Exercise directions: Going through the entries below, copy out each line that contains "heading".

═════ Entries provided ═════

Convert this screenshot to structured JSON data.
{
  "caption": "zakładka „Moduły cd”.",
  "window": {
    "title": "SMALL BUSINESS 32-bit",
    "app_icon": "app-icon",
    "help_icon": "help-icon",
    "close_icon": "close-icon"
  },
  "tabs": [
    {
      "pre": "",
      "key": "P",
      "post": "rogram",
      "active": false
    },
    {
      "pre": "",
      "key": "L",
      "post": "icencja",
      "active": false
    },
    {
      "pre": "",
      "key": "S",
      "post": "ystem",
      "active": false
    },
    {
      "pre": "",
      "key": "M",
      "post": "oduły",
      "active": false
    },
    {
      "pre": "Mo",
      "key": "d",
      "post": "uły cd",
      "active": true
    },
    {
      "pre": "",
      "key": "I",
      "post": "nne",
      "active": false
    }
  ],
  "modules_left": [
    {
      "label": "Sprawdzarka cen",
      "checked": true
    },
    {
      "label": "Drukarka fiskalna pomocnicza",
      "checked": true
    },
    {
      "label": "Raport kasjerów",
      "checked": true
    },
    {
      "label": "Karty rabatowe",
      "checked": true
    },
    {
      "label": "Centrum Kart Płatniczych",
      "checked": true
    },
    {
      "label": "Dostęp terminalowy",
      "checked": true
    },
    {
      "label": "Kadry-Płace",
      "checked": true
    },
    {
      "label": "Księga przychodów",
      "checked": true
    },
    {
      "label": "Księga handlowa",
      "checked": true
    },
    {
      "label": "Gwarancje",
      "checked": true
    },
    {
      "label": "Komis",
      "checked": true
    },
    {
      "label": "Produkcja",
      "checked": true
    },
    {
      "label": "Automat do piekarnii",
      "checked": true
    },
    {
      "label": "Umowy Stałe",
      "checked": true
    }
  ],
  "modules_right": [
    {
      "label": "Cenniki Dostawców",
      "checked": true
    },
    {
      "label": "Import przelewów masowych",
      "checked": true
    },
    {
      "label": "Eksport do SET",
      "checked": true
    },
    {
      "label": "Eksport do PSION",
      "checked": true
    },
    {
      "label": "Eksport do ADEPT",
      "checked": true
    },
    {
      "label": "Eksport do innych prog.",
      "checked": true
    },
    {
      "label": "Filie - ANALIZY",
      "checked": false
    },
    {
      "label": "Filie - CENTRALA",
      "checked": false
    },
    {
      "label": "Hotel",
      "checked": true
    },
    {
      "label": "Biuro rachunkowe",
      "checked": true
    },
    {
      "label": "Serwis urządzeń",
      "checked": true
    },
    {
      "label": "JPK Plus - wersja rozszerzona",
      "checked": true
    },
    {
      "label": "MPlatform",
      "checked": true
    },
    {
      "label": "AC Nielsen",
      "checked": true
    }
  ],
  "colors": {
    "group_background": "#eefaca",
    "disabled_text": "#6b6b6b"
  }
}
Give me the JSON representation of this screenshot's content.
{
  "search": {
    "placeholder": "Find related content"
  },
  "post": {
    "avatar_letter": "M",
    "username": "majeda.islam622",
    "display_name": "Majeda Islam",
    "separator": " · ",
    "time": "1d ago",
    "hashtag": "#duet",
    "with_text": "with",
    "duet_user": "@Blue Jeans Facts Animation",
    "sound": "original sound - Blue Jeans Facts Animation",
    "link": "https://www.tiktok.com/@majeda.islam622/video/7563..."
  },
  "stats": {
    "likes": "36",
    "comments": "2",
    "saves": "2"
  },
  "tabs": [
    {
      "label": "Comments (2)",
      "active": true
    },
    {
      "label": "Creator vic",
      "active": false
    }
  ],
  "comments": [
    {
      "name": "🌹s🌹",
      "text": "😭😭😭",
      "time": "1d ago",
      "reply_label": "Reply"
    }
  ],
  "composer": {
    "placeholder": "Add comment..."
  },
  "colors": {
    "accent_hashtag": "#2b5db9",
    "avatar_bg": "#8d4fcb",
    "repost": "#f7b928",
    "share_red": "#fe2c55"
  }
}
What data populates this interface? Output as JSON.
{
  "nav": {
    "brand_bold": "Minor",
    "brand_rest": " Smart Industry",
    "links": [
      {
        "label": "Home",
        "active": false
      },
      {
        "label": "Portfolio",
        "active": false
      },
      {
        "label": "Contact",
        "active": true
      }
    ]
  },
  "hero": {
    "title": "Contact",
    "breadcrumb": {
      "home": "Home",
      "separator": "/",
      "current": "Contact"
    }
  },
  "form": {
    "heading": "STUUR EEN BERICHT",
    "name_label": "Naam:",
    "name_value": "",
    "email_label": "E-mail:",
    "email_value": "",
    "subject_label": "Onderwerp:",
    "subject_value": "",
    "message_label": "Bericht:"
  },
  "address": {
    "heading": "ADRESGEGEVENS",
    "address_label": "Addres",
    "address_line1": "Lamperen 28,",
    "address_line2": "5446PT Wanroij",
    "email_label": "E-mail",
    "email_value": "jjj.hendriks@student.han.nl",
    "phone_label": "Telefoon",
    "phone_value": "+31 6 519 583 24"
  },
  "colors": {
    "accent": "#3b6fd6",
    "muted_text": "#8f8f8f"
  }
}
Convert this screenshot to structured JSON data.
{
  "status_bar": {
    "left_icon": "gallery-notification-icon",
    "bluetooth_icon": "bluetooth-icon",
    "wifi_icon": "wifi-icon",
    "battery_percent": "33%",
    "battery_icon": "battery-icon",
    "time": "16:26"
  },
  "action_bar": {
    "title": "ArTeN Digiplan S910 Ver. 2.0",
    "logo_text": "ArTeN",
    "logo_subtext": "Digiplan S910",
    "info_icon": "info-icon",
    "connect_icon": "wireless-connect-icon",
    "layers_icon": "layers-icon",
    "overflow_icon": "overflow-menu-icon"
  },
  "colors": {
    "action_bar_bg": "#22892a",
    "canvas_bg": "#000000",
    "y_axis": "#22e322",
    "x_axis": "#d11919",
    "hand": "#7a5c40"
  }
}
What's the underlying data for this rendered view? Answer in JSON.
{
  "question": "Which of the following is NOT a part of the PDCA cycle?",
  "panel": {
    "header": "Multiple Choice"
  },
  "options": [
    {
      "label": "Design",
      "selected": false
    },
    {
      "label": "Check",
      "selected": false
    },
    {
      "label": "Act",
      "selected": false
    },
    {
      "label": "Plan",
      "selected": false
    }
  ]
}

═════

Response to the exercise:
    "heading": "STUUR EEN BERICHT",
    "heading": "ADRESGEGEVENS",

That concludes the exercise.